* [THE DATA]
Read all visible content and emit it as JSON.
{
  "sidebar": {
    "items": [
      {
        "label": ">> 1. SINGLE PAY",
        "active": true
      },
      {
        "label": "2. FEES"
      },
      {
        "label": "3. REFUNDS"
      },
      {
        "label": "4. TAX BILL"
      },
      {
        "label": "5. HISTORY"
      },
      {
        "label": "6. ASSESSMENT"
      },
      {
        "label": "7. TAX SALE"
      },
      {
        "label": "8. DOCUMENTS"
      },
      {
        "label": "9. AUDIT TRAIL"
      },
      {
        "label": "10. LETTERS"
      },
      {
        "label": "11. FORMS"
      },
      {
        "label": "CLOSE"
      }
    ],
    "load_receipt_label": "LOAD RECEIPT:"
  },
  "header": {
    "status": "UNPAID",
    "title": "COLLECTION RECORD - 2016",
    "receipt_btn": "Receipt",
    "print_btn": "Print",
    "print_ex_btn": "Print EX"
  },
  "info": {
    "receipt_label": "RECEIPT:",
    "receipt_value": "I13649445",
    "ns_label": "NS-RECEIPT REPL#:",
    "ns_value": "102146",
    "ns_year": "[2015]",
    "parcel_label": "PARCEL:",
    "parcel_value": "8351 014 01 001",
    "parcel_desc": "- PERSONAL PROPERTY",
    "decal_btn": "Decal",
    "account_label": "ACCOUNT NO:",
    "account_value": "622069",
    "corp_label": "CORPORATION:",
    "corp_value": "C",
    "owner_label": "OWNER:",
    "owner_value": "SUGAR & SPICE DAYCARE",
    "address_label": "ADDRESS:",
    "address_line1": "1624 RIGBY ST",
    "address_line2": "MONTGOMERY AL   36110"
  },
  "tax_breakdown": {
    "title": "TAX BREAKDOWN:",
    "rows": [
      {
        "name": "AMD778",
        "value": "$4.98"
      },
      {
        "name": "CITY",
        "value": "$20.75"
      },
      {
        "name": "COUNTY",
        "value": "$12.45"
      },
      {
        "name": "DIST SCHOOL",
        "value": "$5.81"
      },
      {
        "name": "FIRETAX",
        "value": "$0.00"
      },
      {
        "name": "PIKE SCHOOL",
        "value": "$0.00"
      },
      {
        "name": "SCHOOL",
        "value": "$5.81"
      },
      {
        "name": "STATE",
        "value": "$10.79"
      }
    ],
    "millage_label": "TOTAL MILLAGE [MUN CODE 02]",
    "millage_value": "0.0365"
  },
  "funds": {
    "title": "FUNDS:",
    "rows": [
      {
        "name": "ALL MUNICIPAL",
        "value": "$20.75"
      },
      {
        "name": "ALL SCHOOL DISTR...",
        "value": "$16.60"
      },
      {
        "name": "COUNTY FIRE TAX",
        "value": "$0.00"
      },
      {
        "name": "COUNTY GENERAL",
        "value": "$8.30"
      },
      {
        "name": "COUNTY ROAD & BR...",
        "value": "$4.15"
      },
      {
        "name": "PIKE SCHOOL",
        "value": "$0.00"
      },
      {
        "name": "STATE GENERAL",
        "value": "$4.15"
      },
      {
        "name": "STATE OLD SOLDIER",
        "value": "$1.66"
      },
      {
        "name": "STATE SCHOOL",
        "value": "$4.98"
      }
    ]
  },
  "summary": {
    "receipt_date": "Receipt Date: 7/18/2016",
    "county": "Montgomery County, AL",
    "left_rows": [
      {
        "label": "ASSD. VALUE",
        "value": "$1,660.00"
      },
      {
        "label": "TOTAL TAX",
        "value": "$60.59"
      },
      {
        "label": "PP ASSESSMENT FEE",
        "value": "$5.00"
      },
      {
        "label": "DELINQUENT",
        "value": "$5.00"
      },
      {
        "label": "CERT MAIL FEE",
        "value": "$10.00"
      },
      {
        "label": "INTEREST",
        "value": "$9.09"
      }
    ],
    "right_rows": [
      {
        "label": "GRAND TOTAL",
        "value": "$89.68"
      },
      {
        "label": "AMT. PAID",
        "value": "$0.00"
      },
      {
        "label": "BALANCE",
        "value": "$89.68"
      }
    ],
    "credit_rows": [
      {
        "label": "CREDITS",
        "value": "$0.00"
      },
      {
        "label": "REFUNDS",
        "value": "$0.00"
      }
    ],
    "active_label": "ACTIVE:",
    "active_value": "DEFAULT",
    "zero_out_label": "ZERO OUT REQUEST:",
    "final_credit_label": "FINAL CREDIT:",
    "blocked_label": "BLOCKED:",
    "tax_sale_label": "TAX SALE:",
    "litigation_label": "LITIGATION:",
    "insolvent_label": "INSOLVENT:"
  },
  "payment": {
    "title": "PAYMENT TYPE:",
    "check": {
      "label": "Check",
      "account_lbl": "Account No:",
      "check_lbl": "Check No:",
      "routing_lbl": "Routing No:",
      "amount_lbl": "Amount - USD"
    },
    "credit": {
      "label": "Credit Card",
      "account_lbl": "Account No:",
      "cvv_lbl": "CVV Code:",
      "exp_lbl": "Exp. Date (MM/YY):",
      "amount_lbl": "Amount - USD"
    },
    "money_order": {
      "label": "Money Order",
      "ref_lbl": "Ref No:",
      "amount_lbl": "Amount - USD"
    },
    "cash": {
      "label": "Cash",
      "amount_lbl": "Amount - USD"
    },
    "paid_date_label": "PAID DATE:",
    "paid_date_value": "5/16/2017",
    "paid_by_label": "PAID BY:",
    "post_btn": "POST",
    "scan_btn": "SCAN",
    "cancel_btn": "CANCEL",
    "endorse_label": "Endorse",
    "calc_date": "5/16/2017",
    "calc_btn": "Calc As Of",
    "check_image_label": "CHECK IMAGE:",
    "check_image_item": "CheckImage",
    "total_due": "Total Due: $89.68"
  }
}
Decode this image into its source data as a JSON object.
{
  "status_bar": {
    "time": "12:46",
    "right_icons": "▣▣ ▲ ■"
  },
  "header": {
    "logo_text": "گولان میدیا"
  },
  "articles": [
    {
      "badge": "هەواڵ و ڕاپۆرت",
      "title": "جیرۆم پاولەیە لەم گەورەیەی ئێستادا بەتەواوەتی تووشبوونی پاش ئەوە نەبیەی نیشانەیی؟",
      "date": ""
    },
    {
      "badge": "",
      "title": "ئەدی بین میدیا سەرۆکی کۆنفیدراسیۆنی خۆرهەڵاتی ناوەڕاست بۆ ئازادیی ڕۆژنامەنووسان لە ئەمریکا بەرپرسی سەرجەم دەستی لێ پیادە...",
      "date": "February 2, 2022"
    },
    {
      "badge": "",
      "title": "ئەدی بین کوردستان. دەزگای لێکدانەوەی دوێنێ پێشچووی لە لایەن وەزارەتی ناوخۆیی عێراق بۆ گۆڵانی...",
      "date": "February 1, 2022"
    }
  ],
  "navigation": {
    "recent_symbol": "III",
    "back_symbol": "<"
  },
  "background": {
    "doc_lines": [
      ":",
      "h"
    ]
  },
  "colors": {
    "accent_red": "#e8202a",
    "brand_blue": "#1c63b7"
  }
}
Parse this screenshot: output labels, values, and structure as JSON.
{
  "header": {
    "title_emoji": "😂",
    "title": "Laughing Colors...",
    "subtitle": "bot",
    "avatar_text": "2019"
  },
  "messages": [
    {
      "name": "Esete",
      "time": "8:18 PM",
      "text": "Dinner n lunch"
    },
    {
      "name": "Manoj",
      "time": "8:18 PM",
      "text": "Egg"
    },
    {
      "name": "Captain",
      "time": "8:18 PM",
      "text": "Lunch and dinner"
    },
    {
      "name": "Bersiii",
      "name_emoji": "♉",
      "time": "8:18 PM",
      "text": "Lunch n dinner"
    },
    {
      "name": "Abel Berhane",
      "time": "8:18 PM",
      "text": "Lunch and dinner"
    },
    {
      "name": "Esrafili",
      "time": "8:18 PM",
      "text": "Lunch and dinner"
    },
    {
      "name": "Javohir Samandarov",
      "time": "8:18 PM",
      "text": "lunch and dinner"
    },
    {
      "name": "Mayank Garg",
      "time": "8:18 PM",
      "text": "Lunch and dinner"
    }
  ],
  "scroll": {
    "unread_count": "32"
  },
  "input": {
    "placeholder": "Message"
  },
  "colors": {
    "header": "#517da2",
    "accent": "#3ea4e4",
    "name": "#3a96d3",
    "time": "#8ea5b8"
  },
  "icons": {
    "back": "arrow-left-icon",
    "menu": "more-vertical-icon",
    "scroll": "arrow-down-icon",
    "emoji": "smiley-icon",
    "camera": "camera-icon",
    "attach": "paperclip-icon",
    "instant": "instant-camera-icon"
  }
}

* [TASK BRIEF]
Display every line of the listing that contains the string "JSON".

* [ANSWER TO THIS TASK]
Read all visible content and emit it as JSON.
Decode this image into its source data as a JSON object.
Parse this screenshot: output labels, values, and structure as JSON.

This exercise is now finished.